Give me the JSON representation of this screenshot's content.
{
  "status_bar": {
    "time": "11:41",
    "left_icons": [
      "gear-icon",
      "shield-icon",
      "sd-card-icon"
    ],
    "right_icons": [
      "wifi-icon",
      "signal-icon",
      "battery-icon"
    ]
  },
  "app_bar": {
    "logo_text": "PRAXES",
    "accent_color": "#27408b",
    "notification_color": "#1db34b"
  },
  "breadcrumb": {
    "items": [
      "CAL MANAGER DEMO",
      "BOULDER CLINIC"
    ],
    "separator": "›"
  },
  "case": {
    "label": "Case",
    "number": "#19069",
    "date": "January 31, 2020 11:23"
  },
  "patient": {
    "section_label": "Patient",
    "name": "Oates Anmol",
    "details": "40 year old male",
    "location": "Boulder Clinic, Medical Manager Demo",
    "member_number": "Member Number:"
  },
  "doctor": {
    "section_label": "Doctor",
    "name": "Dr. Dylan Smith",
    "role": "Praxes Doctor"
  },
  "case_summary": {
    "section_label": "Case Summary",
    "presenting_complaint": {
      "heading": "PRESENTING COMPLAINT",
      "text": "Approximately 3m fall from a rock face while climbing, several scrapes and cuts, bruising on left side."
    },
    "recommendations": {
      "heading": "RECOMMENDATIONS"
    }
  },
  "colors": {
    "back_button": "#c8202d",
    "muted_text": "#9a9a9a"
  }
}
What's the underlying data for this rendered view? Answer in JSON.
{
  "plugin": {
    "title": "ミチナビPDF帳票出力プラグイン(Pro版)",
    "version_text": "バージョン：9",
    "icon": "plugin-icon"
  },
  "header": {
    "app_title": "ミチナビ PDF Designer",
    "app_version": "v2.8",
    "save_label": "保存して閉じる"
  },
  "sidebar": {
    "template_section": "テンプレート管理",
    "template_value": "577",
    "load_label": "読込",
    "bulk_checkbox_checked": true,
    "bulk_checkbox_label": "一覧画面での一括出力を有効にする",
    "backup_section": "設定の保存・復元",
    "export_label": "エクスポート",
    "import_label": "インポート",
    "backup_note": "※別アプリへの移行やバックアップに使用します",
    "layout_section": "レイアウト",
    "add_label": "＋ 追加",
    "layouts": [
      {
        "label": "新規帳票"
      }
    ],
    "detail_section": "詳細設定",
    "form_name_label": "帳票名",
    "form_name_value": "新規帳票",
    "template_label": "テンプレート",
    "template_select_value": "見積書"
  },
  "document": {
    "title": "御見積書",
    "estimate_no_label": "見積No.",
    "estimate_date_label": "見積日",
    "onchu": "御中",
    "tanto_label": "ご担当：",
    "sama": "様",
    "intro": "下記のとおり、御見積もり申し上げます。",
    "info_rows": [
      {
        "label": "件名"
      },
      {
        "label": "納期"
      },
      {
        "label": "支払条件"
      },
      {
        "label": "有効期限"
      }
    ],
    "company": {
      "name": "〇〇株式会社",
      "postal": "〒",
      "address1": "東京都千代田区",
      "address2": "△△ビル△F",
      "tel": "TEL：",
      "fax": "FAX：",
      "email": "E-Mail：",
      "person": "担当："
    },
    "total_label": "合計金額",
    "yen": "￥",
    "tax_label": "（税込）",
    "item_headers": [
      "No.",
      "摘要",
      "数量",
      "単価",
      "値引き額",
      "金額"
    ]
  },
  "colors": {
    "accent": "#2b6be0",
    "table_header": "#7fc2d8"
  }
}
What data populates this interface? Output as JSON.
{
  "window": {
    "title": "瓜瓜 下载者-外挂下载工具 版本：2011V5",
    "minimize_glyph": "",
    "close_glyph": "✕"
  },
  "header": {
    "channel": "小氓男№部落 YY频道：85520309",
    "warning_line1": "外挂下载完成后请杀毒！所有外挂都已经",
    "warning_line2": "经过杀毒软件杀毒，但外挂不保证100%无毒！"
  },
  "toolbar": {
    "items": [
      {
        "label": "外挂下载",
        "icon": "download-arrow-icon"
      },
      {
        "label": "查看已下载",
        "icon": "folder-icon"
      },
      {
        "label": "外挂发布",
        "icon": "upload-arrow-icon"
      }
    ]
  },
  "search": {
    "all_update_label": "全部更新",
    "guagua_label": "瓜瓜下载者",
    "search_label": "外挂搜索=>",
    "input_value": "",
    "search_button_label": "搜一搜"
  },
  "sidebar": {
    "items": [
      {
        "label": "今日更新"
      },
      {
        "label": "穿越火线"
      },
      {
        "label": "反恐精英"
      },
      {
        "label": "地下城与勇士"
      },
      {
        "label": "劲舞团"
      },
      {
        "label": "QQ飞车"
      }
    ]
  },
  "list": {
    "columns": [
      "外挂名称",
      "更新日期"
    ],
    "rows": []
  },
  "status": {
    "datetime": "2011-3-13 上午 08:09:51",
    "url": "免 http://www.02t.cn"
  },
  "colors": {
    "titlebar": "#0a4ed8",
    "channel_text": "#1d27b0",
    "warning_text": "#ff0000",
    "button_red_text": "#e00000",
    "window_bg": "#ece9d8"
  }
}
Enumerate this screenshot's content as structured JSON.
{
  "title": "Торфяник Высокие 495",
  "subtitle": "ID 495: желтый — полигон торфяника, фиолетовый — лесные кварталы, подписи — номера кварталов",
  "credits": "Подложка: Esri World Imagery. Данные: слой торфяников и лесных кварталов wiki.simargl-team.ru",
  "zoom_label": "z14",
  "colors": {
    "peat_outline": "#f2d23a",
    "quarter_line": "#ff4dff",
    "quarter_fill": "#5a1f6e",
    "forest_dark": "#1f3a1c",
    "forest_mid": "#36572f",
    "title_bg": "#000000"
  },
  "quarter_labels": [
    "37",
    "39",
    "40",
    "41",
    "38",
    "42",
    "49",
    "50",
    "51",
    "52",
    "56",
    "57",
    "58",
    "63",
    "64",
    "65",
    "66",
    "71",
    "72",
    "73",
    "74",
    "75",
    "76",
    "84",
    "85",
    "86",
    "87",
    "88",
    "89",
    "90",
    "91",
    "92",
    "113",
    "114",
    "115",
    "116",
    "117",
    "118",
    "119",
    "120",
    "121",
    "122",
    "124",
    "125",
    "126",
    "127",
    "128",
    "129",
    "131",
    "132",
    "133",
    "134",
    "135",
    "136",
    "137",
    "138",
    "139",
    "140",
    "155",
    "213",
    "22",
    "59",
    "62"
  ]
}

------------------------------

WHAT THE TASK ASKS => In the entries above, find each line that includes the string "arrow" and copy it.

RESPONSE =>
        "icon": "download-arrow-icon"
        "icon": "upload-arrow-icon"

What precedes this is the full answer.